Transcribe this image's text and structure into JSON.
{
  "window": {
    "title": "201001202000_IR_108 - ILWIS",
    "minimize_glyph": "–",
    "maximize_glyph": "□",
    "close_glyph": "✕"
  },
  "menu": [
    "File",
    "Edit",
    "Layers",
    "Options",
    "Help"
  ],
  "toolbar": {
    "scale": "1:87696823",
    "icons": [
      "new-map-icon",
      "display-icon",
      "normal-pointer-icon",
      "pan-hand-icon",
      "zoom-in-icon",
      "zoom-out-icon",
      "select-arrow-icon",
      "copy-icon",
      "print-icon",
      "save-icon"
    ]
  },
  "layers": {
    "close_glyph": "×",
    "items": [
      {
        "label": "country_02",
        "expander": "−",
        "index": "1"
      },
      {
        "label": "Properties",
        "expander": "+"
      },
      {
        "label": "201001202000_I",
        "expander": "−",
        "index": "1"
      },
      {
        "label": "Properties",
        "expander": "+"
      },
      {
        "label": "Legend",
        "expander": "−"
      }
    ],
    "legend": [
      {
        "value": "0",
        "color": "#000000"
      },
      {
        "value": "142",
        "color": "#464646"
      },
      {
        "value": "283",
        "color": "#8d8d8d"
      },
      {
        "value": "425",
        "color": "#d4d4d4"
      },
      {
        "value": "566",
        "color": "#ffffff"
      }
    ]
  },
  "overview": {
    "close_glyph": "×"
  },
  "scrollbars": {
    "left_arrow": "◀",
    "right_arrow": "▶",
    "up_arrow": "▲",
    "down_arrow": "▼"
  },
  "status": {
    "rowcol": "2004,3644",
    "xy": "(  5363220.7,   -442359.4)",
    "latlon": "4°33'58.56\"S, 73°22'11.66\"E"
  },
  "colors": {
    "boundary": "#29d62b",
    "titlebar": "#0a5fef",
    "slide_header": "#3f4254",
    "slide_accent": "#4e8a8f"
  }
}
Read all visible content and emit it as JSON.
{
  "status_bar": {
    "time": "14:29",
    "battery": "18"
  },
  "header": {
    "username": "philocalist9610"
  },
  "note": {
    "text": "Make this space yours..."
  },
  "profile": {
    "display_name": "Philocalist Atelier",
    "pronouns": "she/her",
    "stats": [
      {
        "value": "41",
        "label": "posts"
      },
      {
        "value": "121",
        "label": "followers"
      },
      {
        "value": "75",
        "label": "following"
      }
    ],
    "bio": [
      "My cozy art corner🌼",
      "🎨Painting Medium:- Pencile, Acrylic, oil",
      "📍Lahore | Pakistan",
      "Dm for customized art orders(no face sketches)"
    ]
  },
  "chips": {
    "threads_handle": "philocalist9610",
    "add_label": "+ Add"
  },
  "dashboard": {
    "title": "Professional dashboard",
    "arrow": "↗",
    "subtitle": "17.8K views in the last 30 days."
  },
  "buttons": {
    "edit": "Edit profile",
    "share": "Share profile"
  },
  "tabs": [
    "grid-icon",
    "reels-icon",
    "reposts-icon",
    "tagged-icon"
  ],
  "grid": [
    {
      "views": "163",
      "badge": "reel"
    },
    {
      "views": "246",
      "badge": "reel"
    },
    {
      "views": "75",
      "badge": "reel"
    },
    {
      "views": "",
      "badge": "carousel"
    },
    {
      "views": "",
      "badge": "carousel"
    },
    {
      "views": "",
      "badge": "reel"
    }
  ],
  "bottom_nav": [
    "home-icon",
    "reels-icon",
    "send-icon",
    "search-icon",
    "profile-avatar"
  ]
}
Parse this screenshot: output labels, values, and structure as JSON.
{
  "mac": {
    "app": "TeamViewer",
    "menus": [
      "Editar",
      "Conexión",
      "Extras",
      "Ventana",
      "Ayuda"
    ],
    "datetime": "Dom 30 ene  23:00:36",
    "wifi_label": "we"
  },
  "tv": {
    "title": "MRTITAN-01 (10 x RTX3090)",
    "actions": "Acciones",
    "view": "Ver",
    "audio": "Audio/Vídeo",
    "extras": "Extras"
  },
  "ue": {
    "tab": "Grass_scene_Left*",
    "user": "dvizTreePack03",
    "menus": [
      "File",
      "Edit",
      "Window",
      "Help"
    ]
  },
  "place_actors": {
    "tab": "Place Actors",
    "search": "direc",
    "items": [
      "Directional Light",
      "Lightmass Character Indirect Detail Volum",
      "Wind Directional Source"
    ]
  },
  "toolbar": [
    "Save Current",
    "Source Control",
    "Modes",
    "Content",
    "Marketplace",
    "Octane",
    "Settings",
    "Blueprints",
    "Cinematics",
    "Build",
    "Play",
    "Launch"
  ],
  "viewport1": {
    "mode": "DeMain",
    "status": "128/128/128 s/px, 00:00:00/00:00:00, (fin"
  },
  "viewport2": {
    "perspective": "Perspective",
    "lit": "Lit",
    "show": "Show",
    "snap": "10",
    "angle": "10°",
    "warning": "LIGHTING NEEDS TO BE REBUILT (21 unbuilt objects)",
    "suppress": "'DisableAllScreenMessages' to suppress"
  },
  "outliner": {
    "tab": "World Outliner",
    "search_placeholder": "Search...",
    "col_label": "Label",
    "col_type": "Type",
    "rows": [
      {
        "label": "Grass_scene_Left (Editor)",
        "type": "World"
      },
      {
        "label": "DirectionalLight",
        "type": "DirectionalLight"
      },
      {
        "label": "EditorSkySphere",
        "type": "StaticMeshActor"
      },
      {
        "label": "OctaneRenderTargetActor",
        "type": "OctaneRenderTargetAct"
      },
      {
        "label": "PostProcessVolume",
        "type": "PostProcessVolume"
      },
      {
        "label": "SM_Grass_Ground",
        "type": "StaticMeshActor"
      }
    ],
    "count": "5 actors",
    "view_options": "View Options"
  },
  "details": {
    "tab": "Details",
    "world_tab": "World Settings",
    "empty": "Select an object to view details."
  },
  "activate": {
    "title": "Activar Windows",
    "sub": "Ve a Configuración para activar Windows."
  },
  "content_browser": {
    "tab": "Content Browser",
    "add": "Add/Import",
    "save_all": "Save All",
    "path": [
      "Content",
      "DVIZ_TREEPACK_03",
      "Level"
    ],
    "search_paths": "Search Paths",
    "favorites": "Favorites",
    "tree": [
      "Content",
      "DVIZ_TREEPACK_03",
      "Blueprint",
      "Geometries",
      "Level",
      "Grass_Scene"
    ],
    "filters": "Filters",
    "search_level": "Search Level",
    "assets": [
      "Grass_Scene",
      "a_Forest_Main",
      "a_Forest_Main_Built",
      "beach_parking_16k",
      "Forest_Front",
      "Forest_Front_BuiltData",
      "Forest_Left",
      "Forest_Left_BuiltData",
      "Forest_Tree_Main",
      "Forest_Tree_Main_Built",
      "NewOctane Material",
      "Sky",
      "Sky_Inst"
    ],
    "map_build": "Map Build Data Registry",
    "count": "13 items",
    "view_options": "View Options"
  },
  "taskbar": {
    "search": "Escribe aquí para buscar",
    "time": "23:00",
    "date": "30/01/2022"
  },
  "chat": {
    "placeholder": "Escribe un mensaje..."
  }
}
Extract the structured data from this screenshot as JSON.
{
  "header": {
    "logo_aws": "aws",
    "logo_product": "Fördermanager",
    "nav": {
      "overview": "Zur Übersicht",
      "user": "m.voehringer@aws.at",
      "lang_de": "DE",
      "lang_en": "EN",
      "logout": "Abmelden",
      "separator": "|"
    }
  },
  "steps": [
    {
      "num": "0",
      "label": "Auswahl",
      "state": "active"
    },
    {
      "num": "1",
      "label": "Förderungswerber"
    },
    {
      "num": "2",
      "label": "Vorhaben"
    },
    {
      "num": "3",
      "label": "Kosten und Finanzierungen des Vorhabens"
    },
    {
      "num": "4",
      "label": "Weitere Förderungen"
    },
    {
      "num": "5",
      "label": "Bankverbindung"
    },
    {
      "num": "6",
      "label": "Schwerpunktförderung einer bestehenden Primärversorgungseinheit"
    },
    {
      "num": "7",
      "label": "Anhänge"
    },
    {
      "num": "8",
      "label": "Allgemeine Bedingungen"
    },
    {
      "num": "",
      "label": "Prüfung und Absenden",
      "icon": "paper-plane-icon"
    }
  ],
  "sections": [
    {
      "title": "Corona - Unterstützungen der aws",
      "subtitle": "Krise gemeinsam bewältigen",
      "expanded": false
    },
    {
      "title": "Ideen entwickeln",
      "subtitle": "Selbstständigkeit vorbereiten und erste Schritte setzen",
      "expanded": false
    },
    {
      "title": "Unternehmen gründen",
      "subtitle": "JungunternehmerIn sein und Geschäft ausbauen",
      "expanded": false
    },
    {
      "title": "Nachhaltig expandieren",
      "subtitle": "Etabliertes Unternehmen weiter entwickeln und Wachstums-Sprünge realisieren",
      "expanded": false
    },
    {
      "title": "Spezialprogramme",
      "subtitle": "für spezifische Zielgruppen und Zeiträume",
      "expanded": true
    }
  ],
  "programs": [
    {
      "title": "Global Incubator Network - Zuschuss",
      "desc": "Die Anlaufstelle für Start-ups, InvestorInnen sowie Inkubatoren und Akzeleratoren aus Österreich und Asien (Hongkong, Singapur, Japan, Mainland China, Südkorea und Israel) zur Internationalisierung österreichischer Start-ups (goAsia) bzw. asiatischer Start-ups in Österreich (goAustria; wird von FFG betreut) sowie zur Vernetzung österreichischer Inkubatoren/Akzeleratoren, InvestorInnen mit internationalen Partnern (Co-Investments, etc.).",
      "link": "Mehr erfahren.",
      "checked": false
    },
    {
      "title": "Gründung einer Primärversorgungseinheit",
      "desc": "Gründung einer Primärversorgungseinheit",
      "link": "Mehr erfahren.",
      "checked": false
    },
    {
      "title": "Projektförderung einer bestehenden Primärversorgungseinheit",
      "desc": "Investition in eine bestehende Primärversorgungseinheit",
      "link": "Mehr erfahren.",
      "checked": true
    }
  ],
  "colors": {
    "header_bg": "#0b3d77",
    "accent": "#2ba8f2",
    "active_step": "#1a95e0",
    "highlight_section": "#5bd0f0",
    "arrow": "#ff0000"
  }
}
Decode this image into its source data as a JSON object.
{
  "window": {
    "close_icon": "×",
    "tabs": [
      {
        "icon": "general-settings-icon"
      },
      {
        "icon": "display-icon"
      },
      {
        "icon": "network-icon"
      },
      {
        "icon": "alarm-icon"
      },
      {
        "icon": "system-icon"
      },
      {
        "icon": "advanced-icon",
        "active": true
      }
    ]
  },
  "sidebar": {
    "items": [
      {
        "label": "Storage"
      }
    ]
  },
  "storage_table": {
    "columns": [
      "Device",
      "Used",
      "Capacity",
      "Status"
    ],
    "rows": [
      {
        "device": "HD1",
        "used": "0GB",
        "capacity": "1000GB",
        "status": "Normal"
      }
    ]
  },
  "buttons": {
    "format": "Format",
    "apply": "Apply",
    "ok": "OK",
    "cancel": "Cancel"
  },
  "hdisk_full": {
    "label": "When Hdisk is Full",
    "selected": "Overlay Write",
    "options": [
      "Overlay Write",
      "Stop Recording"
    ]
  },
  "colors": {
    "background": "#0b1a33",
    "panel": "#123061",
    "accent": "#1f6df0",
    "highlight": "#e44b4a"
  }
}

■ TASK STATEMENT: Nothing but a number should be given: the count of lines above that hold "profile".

■ ANSWER FOR THIS EXERCISE: 4